Aim of the task. Your job is to restate each entry word for word.

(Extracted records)
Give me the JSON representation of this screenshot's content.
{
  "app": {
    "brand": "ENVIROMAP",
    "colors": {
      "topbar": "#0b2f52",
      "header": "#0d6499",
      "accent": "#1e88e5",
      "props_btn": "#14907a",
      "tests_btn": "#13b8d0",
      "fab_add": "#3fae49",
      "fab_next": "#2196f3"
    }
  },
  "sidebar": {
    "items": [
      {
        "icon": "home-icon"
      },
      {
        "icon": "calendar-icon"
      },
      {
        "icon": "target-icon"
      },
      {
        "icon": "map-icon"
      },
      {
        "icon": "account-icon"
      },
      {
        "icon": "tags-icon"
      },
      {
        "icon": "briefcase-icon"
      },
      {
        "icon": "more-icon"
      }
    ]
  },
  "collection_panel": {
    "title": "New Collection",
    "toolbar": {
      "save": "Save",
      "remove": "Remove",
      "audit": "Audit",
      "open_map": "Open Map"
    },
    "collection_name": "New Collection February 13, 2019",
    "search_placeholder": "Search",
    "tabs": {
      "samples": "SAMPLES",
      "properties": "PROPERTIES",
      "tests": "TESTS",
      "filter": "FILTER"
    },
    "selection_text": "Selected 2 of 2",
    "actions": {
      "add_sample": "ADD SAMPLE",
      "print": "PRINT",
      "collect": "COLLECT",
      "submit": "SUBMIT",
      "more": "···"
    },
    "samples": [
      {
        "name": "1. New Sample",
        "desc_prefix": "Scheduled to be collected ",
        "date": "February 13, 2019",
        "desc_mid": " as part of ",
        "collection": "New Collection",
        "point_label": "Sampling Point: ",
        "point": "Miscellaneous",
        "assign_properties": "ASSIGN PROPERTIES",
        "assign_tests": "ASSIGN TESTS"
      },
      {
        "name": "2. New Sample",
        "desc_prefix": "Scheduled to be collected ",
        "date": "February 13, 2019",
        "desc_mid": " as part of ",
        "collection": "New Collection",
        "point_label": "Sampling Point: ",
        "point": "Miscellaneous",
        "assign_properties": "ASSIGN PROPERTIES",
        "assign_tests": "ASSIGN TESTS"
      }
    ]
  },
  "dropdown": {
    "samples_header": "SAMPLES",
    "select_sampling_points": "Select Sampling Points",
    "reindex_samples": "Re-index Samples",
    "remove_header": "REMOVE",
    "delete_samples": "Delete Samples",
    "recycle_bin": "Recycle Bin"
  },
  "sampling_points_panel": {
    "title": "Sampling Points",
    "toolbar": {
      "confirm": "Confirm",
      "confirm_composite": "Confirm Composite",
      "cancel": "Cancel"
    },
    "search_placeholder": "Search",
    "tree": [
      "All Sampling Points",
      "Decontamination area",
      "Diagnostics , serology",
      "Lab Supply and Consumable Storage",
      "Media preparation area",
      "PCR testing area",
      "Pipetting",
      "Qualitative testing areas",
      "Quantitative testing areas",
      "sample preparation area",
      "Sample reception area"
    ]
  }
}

Exercise response.
Give me the JSON representation of this screenshot's content.
{
  "app": {
    "brand": "ENVIROMAP",
    "colors": {
      "topbar": "#0b2f52",
      "header": "#0d6499",
      "accent": "#1e88e5",
      "props_btn": "#14907a",
      "tests_btn": "#13b8d0",
      "fab_add": "#3fae49",
      "fab_next": "#2196f3"
    }
  },
  "sidebar": {
    "items": [
      {
        "icon": "home-icon"
      },
      {
        "icon": "calendar-icon"
      },
      {
        "icon": "target-icon"
      },
      {
        "icon": "map-icon"
      },
      {
        "icon": "account-icon"
      },
      {
        "icon": "tags-icon"
      },
      {
        "icon": "briefcase-icon"
      },
      {
        "icon": "more-icon"
      }
    ]
  },
  "collection_panel": {
    "title": "New Collection",
    "toolbar": {
      "save": "Save",
      "remove": "Remove",
      "audit": "Audit",
      "open_map": "Open Map"
    },
    "collection_name": "New Collection February 13, 2019",
    "search_placeholder": "Search",
    "tabs": {
      "samples": "SAMPLES",
      "properties": "PROPERTIES",
      "tests": "TESTS",
      "filter": "FILTER"
    },
    "selection_text": "Selected 2 of 2",
    "actions": {
      "add_sample": "ADD SAMPLE",
      "print": "PRINT",
      "collect": "COLLECT",
      "submit": "SUBMIT",
      "more": "···"
    },
    "samples": [
      {
        "name": "1. New Sample",
        "desc_prefix": "Scheduled to be collected ",
        "date": "February 13, 2019",
        "desc_mid": " as part of ",
        "collection": "New Collection",
        "point_label": "Sampling Point: ",
        "point": "Miscellaneous",
        "assign_properties": "ASSIGN PROPERTIES",
        "assign_tests": "ASSIGN TESTS"
      },
      {
        "name": "2. New Sample",
        "desc_prefix": "Scheduled to be collected ",
        "date": "February 13, 2019",
        "desc_mid": " as part of ",
        "collection": "New Collection",
        "point_label": "Sampling Point: ",
        "point": "Miscellaneous",
        "assign_properties": "ASSIGN PROPERTIES",
        "assign_tests": "ASSIGN TESTS"
      }
    ]
  },
  "dropdown": {
    "samples_header": "SAMPLES",
    "select_sampling_points": "Select Sampling Points",
    "reindex_samples": "Re-index Samples",
    "remove_header": "REMOVE",
    "delete_samples": "Delete Samples",
    "recycle_bin": "Recycle Bin"
  },
  "sampling_points_panel": {
    "title": "Sampling Points",
    "toolbar": {
      "confirm": "Confirm",
      "confirm_composite": "Confirm Composite",
      "cancel": "Cancel"
    },
    "search_placeholder": "Search",
    "tree": [
      "All Sampling Points",
      "Decontamination area",
      "Diagnostics , serology",
      "Lab Supply and Consumable Storage",
      "Media preparation area",
      "PCR testing area",
      "Pipetting",
      "Qualitative testing areas",
      "Quantitative testing areas",
      "sample preparation area",
      "Sample reception area"
    ]
  }
}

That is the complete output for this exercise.